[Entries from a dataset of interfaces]

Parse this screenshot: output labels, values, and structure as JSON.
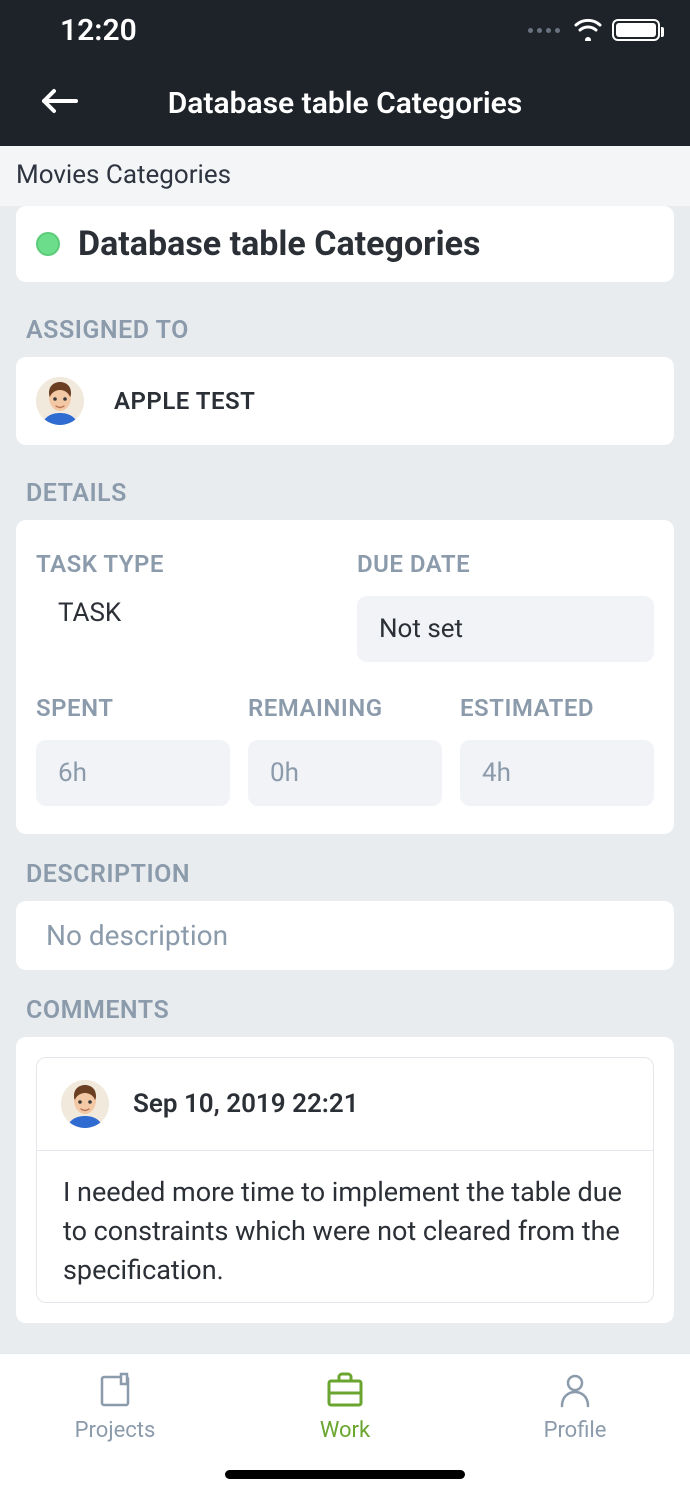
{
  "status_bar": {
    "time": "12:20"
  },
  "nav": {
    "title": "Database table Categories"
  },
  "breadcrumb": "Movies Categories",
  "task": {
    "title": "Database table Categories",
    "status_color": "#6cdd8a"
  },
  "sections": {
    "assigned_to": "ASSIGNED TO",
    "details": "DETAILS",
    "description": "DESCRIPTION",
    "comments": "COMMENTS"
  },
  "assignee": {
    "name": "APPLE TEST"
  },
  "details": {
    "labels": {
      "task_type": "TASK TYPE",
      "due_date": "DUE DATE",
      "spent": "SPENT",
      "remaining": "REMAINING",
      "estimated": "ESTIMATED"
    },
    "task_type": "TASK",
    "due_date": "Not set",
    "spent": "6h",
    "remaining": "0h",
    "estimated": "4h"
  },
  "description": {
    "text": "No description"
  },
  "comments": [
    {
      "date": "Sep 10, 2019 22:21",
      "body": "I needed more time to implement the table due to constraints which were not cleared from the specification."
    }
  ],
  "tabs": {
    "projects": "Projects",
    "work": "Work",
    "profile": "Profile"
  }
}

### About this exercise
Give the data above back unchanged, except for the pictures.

### Answer for the task
Parse this screenshot: output labels, values, and structure as JSON.
{
  "status_bar": {
    "time": "12:20"
  },
  "nav": {
    "title": "Database table Categories"
  },
  "breadcrumb": "Movies Categories",
  "task": {
    "title": "Database table Categories",
    "status_color": "#6cdd8a"
  },
  "sections": {
    "assigned_to": "ASSIGNED TO",
    "details": "DETAILS",
    "description": "DESCRIPTION",
    "comments": "COMMENTS"
  },
  "assignee": {
    "name": "APPLE TEST"
  },
  "details": {
    "labels": {
      "task_type": "TASK TYPE",
      "due_date": "DUE DATE",
      "spent": "SPENT",
      "remaining": "REMAINING",
      "estimated": "ESTIMATED"
    },
    "task_type": "TASK",
    "due_date": "Not set",
    "spent": "6h",
    "remaining": "0h",
    "estimated": "4h"
  },
  "description": {
    "text": "No description"
  },
  "comments": [
    {
      "date": "Sep 10, 2019 22:21",
      "body": "I needed more time to implement the table due to constraints which were not cleared from the specification."
    }
  ],
  "tabs": {
    "projects": "Projects",
    "work": "Work",
    "profile": "Profile"
  }
}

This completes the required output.